Each record, exactly as written, should be printed again.

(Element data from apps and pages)
-.-.-

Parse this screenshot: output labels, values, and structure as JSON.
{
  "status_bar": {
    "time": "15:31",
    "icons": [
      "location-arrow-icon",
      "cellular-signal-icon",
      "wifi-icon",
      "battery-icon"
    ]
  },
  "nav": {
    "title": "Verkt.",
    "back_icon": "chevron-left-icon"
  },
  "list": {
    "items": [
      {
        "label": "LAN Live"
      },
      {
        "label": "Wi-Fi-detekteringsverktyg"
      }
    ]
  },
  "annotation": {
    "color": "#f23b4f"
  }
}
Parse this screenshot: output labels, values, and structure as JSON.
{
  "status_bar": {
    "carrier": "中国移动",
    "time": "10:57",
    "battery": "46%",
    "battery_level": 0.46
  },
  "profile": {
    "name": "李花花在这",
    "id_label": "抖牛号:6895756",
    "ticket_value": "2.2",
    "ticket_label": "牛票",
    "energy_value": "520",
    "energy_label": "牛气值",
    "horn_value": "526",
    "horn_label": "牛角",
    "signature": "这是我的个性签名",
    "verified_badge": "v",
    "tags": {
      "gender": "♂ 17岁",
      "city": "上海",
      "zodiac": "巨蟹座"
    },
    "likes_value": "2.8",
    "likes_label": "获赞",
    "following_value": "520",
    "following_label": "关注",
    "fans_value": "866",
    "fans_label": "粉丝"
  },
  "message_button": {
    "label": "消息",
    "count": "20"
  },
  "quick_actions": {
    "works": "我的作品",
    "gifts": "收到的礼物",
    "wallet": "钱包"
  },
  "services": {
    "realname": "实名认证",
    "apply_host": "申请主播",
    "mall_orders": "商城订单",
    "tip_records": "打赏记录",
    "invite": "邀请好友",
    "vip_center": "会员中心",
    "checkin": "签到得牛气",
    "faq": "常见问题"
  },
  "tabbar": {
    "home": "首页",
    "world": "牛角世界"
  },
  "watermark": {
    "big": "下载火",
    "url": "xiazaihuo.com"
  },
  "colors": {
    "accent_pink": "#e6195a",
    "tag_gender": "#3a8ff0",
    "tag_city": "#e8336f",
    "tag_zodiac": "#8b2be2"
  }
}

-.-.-

— Solution to this exercise —
Parse this screenshot: output labels, values, and structure as JSON.
{
  "status_bar": {
    "time": "15:31",
    "icons": [
      "location-arrow-icon",
      "cellular-signal-icon",
      "wifi-icon",
      "battery-icon"
    ]
  },
  "nav": {
    "title": "Verkt.",
    "back_icon": "chevron-left-icon"
  },
  "list": {
    "items": [
      {
        "label": "LAN Live"
      },
      {
        "label": "Wi-Fi-detekteringsverktyg"
      }
    ]
  },
  "annotation": {
    "color": "#f23b4f"
  }
}
Parse this screenshot: output labels, values, and structure as JSON.
{
  "status_bar": {
    "carrier": "中国移动",
    "time": "10:57",
    "battery": "46%",
    "battery_level": 0.46
  },
  "profile": {
    "name": "李花花在这",
    "id_label": "抖牛号:6895756",
    "ticket_value": "2.2",
    "ticket_label": "牛票",
    "energy_value": "520",
    "energy_label": "牛气值",
    "horn_value": "526",
    "horn_label": "牛角",
    "signature": "这是我的个性签名",
    "verified_badge": "v",
    "tags": {
      "gender": "♂ 17岁",
      "city": "上海",
      "zodiac": "巨蟹座"
    },
    "likes_value": "2.8",
    "likes_label": "获赞",
    "following_value": "520",
    "following_label": "关注",
    "fans_value": "866",
    "fans_label": "粉丝"
  },
  "message_button": {
    "label": "消息",
    "count": "20"
  },
  "quick_actions": {
    "works": "我的作品",
    "gifts": "收到的礼物",
    "wallet": "钱包"
  },
  "services": {
    "realname": "实名认证",
    "apply_host": "申请主播",
    "mall_orders": "商城订单",
    "tip_records": "打赏记录",
    "invite": "邀请好友",
    "vip_center": "会员中心",
    "checkin": "签到得牛气",
    "faq": "常见问题"
  },
  "tabbar": {
    "home": "首页",
    "world": "牛角世界"
  },
  "watermark": {
    "big": "下载火",
    "url": "xiazaihuo.com"
  },
  "colors": {
    "accent_pink": "#e6195a",
    "tag_gender": "#3a8ff0",
    "tag_city": "#e8336f",
    "tag_zodiac": "#8b2be2"
  }
}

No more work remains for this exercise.